Your instructions: Below are some records; give them all again exactly, but not the pictures.

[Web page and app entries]
^^^^^^^^
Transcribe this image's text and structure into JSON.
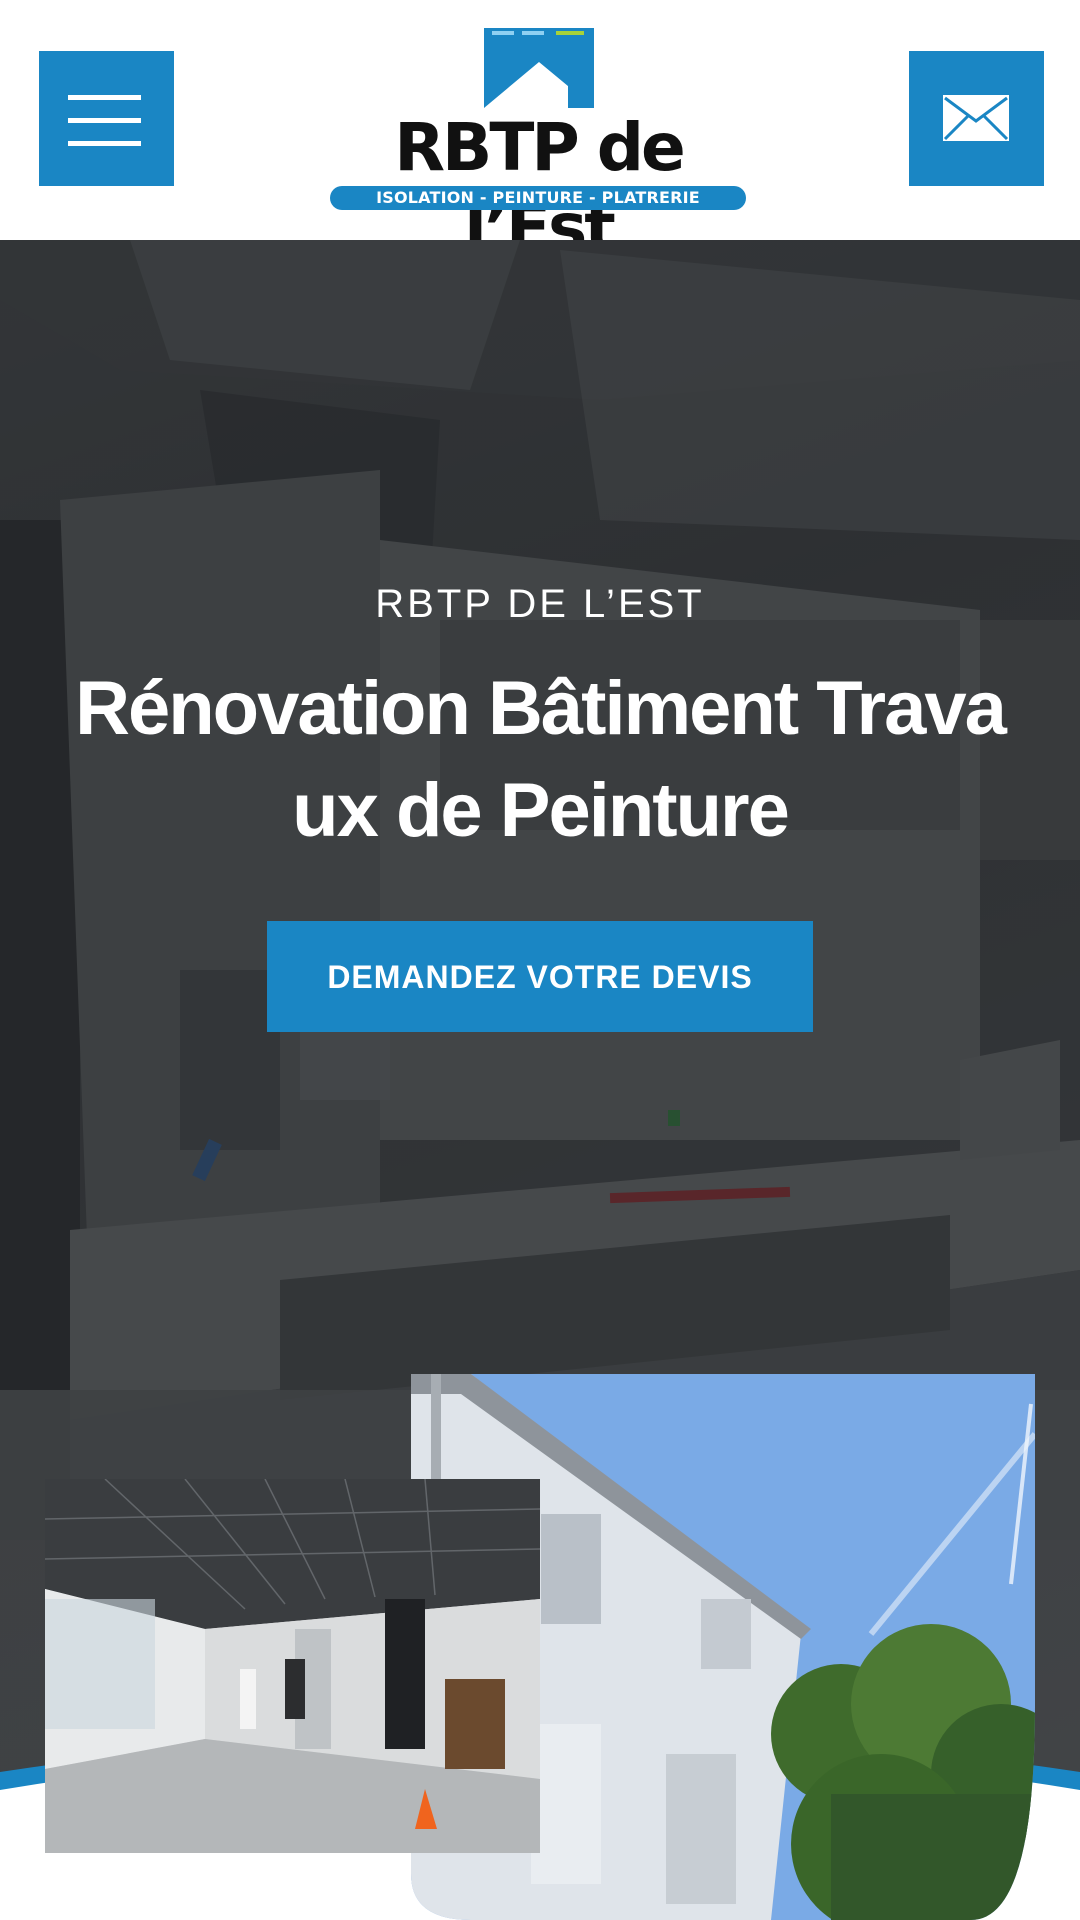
{
  "header": {
    "menu_icon": "hamburger-menu-icon",
    "mail_icon": "envelope-icon",
    "logo": {
      "name": "RBTP de l’Est",
      "tagline": "ISOLATION - PEINTURE - PLATRERIE"
    }
  },
  "hero": {
    "eyebrow": "RBTP DE L’EST",
    "title": "Rénovation Bâtiment Travaux de Peinture",
    "cta_label": "DEMANDEZ VOTRE DEVIS"
  },
  "colors": {
    "brand_blue": "#1a86c4",
    "header_bg": "#ffffff",
    "text_light": "#ffffff"
  }
}
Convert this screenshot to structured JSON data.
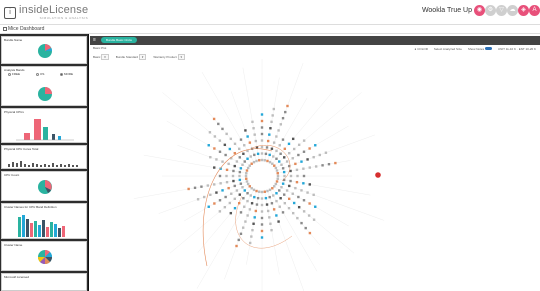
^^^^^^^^
Task output:
Transcribe this image's text and structure into JSON.
{
  "header": {
    "menu_icon": "hamburger-menu-icon",
    "mail_icon": "envelope-icon",
    "logo": {
      "name": "RBTP de l’Est",
      "tagline": "ISOLATION - PEINTURE - PLATRERIE"
    }
  },
  "hero": {
    "eyebrow": "RBTP DE L’EST",
    "title": "Rénovation Bâtiment Travaux de Peinture",
    "cta_label": "DEMANDEZ VOTRE DEVIS"
  },
  "colors": {
    "brand_blue": "#1a86c4",
    "header_bg": "#ffffff",
    "text_light": "#ffffff"
  }
}
Convert this screenshot to structured JSON data.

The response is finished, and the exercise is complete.